After more than three months of suspension, Ethiopian Airlines resumed its Boeing 787 Dreamliner service over the weekend with a successful flight from Addis Ababa to Nairobi.
Ethiopian Airlines flight 801 marked the first time a commercial Dreamliner has flown since January 17th, when several battery-related incidents on Dreamliners owned by Japanese carriers prompted the United States Federal Aviation Authority (FAA), the Ethiopian Civil Aviation Authority and regulators around the world to ground the aircraft.
On April 25, the FAA officially approved a battery re-design plan proposed by the Boeing Company, and cleared all Dreamliners for flight pending the implementation of the fix. Ethiopian and Boeing engineers then set to work on the airline's four-strong fleet of Dreamliners, successfully completing the approved modifications designed to prevent the aircraft's lithium-ion batteries from overheating and burning out.

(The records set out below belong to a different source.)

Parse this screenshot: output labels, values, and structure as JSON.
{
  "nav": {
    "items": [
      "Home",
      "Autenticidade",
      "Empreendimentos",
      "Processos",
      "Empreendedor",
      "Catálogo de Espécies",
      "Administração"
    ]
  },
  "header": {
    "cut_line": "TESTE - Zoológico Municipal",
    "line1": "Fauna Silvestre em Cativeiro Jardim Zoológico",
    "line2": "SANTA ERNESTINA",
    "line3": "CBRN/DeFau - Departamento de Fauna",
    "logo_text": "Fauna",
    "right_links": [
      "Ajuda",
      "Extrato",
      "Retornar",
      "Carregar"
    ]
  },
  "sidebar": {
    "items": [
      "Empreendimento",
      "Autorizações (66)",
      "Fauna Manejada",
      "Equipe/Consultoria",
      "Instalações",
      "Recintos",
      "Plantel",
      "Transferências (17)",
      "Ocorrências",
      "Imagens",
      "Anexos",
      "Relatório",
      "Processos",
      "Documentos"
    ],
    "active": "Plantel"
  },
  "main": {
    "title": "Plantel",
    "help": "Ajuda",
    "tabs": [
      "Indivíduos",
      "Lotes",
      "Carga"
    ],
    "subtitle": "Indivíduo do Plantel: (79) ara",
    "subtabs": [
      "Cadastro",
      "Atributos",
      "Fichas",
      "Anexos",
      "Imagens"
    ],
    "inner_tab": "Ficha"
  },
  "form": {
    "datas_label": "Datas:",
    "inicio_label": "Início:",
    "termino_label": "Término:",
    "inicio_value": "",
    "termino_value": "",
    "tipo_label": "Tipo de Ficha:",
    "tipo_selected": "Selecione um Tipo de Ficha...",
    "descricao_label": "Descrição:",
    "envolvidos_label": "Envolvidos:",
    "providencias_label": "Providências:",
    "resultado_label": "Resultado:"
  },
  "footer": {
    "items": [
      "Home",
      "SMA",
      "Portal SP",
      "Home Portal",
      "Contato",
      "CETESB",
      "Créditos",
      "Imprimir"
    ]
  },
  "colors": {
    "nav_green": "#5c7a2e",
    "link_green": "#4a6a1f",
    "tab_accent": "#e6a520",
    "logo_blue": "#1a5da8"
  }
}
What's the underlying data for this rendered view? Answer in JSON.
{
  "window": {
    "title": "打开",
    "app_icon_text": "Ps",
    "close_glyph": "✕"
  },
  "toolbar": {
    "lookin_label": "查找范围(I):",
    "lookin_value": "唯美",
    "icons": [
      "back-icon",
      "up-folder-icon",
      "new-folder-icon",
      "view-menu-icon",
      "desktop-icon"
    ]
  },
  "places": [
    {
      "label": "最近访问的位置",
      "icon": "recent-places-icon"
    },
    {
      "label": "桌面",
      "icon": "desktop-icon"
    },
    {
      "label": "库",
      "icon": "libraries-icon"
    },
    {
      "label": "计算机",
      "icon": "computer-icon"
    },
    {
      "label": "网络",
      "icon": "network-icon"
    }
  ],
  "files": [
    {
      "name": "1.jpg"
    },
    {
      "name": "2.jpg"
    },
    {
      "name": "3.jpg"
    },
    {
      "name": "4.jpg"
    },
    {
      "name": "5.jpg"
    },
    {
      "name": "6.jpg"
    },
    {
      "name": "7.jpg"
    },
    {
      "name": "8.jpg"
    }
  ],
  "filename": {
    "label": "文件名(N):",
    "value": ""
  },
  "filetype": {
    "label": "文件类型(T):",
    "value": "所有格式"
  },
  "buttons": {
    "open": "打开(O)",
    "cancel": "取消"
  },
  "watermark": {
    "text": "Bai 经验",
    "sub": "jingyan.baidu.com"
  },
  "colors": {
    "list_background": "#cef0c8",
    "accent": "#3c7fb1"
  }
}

Ethiopian Airlines Chief Executive Officer Tewolde Gebremariam, who was a passenger on flight 801, said, "We are excited to resume our service with the Dreamliners," and despite the battery malfunctions, Gebremariam remarked that the airline has been "very pleased" with the performance of its Dreamliner fleet.
At a ceremony held at Dulles International Airport in Virginia last August, Ethiopia Airlines became the first commercial carrier outside of Japan to officially receive a Boeing 787 Dreamliner. Today, the African airline is one of eight commercial carriers in the world to fly the aircraft.
The mid-sized 787 Dreamliner is the Boeing Company's most advanced passenger jet and is seen as a game changer in the aviation industry. The plane is made entirely of composite materials that make it significantly lighter than other similarly sized aircraft.
Its lightweight translates to a 20-percent reduction in fuel costs and means that the plane has a longer range than other mid-size jets, said Tim Neale, a senior communications director at the Boeing Company, while giving journalists a tour of the aircraft at the Ethiopian Airlines ceremony in August. "Existing long-range airplanes like a 747, or even a triple seven (777) are maybe too big for the route," he said. "This is smaller than the two of those, so it will open up a lot of new routes."
Some of the plane's other features include spacious cabin seating, a centrally controlled window tinting system, as well as increased cabin pressure, a feature which Neale says is designed to mitigate feelings of drowsiness and fatigue that are typically associated with long flights.
Ethiopian Airlines was established in 1945 and currently operates flights to 86 cities throughout the world. The government-owned company is Africa's fastest growing airline and is the only African airline to operate the 787 Dreamliner.